The answer must consist of every line in the records below that contains the string "home".

--- TASK INPUT ---

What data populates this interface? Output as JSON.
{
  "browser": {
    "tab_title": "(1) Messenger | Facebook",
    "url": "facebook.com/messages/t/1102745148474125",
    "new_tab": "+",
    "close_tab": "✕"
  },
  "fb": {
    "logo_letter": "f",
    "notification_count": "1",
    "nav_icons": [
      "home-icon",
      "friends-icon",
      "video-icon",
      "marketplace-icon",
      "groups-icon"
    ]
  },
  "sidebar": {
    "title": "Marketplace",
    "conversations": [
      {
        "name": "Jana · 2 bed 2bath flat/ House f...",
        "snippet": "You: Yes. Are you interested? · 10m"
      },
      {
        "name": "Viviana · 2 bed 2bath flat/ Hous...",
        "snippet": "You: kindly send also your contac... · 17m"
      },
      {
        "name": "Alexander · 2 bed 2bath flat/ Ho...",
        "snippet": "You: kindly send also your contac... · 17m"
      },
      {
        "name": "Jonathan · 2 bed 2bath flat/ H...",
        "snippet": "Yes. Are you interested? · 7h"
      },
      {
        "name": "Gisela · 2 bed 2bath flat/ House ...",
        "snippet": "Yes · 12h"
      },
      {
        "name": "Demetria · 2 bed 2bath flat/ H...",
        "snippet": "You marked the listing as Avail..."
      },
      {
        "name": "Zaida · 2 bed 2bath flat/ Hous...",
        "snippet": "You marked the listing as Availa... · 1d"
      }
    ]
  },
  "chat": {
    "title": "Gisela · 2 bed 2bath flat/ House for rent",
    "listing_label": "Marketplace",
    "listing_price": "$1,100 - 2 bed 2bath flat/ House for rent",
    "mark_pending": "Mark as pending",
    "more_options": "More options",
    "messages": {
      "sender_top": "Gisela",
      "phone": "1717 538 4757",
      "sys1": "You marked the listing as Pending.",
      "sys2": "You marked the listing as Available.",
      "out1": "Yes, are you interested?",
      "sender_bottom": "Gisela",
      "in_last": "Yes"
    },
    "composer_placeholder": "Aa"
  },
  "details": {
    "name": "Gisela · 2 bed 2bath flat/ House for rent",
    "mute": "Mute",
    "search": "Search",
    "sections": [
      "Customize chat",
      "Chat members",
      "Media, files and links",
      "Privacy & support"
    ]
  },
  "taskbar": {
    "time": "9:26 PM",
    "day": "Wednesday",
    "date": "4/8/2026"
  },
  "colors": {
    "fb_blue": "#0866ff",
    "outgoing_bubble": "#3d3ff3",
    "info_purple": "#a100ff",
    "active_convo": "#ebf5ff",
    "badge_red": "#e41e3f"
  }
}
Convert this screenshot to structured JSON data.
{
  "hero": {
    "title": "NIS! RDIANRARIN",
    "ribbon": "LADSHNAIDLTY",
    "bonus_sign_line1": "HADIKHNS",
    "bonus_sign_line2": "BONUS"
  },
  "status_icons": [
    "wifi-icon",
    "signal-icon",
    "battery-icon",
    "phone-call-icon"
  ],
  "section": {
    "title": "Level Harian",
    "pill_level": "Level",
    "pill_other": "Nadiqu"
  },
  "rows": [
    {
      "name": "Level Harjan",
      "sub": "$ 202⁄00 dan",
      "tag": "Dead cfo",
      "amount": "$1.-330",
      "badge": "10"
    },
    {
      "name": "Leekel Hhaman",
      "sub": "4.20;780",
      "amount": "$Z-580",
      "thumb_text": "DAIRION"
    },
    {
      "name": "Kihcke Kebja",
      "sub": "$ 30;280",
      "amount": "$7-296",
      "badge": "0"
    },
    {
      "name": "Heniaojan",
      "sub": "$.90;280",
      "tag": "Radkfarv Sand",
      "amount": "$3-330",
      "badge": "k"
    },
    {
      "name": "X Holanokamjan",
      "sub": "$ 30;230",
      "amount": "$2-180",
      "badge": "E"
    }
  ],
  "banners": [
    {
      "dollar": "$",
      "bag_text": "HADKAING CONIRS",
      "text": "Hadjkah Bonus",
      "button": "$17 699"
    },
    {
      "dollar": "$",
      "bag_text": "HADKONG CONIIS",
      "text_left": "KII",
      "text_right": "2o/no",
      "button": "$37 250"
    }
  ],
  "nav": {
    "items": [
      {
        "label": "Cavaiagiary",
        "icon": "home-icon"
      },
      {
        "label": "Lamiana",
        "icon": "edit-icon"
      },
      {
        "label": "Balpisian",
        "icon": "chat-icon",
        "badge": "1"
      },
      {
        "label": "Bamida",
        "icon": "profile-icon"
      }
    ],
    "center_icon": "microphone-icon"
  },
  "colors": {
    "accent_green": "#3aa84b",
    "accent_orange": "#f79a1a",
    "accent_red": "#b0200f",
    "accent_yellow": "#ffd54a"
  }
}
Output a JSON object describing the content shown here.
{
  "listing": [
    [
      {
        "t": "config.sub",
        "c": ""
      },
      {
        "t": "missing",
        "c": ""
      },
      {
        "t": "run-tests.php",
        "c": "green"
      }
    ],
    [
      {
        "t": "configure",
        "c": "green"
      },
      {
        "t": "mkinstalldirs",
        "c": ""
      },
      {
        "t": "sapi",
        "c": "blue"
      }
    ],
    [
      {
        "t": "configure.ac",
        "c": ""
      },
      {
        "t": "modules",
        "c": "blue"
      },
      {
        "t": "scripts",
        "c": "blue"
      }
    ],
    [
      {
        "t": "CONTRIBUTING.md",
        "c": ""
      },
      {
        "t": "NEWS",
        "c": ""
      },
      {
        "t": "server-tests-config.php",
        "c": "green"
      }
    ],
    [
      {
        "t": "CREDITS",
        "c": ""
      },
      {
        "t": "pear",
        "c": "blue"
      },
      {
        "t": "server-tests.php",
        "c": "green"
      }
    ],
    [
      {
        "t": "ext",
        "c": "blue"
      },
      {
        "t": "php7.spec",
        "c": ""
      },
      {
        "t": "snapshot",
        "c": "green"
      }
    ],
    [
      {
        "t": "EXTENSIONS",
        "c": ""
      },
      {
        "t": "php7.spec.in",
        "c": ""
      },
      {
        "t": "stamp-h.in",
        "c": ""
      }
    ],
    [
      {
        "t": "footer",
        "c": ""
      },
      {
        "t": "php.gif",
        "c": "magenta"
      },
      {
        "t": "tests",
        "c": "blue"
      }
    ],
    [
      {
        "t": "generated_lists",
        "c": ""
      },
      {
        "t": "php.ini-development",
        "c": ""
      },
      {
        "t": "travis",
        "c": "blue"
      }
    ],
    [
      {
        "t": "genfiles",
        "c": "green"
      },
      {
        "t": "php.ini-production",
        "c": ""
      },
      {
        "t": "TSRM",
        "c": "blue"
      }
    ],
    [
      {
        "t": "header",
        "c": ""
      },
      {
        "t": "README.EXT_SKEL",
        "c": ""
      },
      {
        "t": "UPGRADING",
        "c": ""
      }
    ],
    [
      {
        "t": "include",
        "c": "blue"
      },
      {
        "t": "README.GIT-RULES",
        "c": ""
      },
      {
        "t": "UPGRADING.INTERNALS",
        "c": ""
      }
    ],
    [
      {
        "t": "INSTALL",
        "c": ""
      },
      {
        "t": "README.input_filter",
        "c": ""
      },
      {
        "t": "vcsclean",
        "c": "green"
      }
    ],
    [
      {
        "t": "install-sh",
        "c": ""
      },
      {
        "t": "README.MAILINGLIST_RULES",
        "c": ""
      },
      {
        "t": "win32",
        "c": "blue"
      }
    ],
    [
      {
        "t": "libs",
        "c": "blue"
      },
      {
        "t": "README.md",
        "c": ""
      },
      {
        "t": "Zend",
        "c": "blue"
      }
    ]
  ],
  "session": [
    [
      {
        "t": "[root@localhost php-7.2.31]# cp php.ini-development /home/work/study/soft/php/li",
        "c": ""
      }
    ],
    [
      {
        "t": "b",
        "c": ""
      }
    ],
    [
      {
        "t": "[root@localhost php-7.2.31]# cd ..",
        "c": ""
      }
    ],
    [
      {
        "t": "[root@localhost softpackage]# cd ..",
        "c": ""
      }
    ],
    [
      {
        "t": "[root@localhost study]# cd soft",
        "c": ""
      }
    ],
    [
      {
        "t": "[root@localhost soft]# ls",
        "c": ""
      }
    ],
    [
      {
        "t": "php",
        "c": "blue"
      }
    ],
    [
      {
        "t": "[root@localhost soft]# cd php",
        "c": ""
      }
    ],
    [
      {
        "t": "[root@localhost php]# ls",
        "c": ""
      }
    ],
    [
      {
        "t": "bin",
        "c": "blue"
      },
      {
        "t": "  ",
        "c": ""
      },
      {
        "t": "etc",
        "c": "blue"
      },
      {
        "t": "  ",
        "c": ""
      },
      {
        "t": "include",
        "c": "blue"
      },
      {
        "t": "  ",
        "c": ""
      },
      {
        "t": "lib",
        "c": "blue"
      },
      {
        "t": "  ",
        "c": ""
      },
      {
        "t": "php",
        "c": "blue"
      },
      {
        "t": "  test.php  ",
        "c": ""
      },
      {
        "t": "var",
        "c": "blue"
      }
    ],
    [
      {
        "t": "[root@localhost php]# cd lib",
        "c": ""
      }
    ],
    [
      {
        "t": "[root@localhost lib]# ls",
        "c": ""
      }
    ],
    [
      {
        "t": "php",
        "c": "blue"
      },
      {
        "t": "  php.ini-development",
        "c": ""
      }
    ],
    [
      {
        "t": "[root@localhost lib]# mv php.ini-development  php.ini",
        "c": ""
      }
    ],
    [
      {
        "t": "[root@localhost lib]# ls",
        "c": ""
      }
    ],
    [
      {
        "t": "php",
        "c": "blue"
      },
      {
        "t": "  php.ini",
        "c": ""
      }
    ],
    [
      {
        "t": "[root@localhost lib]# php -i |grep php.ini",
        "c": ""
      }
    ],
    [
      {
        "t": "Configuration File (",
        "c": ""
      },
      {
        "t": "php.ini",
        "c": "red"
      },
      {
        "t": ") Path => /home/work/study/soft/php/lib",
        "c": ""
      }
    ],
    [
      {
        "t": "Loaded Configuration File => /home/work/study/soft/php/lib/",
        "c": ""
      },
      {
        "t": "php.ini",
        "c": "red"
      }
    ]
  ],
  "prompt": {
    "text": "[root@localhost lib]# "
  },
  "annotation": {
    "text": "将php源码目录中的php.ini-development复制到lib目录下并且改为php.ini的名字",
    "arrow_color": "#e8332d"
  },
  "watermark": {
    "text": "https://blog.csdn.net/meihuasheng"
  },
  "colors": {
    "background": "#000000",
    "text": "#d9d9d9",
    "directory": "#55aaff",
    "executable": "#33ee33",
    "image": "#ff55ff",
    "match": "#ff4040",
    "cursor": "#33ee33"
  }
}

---

**RESPONSE**
      "home-icon",
        "icon": "home-icon"
        "t": "[root@localhost php-7.2.31]# cp php.ini-development /home/work/study/soft/php/li",
        "t": ") Path => /home/work/study/soft/php/lib",
        "t": "Loaded Configuration File => /home/work/study/soft/php/lib/",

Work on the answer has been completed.